Regardless of the medium used, the motivations for utilizing it, and how it is applied, each psychologist should consider several important issues prior to integrating available technologies into clinical practice. This list is not intended to be all-inclusive, but will hopefully help psychologists considering providing telepsychology services. It should be noted that using social media is not addressed in this brief article, as that will require its own separate discussion.
- Know the literature relevant to telepsychology to include relative benefits and risks of each medium for various clients, their presenting problems, and their treatment needs, as well as evidence for the effectiveness of new technologies and treatment modalities.
- Be sure to follow all applicable standards in the APA Ethics Code regardless of the medium being used (http://www.apa.org/ethics).
- Thoughtfully consider all available guidelines relevant to practicing telepsychology.
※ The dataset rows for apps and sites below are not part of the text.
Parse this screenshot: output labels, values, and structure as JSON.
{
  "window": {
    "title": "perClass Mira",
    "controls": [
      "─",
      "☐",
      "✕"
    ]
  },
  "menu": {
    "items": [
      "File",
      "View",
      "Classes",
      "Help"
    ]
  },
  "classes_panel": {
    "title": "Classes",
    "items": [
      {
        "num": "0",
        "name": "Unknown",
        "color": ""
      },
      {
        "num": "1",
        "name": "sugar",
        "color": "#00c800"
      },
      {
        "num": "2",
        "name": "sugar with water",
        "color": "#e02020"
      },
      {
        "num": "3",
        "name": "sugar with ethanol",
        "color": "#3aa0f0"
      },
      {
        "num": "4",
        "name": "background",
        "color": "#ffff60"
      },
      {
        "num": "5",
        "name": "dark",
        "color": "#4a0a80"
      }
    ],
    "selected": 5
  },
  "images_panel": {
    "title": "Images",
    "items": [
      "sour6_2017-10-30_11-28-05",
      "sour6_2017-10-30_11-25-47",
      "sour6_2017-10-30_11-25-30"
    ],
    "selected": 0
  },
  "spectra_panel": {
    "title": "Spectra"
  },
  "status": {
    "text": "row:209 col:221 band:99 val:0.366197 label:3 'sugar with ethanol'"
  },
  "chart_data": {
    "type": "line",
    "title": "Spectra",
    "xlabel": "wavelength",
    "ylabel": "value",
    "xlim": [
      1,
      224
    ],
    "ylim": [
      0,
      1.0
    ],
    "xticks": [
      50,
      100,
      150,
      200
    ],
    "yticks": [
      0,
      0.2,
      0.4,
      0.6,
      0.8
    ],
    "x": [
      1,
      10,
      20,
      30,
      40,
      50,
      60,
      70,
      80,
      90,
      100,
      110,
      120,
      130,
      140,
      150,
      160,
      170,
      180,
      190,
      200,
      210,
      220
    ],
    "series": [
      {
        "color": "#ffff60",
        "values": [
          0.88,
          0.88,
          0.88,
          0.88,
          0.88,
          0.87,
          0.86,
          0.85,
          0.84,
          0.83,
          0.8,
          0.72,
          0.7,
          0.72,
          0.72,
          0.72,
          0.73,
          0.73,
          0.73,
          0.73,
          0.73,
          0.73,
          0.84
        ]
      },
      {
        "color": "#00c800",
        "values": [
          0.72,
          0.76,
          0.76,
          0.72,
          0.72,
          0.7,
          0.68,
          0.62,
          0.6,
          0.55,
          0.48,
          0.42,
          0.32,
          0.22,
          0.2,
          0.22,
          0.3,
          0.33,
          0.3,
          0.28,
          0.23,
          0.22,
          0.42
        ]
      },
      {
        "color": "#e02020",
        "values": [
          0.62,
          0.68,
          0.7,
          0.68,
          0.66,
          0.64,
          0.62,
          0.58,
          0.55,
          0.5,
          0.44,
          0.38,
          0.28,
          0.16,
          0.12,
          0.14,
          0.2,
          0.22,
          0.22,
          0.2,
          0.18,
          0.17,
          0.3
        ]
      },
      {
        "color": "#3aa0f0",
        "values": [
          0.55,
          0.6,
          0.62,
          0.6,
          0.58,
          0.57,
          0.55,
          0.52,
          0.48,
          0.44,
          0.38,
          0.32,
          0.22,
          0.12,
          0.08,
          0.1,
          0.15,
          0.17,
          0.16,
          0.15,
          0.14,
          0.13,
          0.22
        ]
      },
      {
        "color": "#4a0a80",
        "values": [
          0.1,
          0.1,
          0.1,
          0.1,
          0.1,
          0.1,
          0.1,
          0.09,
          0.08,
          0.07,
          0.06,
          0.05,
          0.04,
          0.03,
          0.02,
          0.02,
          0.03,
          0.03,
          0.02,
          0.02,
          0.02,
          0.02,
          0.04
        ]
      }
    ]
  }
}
New APA guidelines for telepsychology were approved August, 2013 (see Division 46 website).
- Carefully assess and then ensure that the medium selected is appropriate for the client’s treatment needs and circumstances since not all forms of telepsychology are equally appropriate for every client.
- Attend to culture, language, and other individual differences that may impact effective communication through various technologies.
- Be sure to possess the needed clinical and technological competence to provide telepsychology services including familiarity and skill in using the necessary software and hardware in addition to the competencies that would be needed to effectively work with that client in person.
- Know the licensure laws in both the jurisdiction where the services are being offered and the jurisdiction where the services are being received. Do not assume that a license from one jurisdiction will be sufficient to practice legally in another. (Visit the ASPPB website for more information at www.asppb.org)
- Know relevant laws in each jurisdiction where clients receive your services. This can include mandatory reporting requirements of suspected child or elder abuse or neglect, and the duty to warn or protect laws.
- Utilize a comprehensive informed consent procedure that fully addresses the issues typically addressed in in-person treatment as well as those specifically relevant to the provision of telepsychology (e.g., how lapses in technology and emergency situations will be handled).
- Take special precautions to ensure the confidentiality of all telepsychology communications and use HIPAA-compliant software.
- When providing services to clients outside of one’s local geographic area, know the resources (e.g., emergency care) in that area and make advance contact with them to help ensure timely access to them should they be needed.
- Prepare and plan for technology limitations and failures. Address this in the informed consent process and specifically agree upon the procedure to be followed if a technology failure occurs during a treatment session (e.g., having the client immediately call the psychologist at an agreed upon telephone number to complete the session over the telephone).
Backhaus, A., Agha, Z., Maglione, M. L., Repp, A., Ross, B., Zuest, B., … Thorp, S. R. (2012). Videoconferencing psychotherapy: A systematic review. Psychological Services, 9(2), 111-131.
Mallen, M. J., Vogel, D. L., & Rochlen, A. B. (2005). The practical aspects of online counseling: Ethics, training, technological, and competencies. The Counseling Psychologist, 33, 776-818.
Mallen, M. J., Jenkins, I. M., Vogel, D. L., & Day, S. X. (2011). Online counselling: An initial examination of the process in a synchronous chat environment. Counselling & Psychotherapy Research, 11(3), 220-227.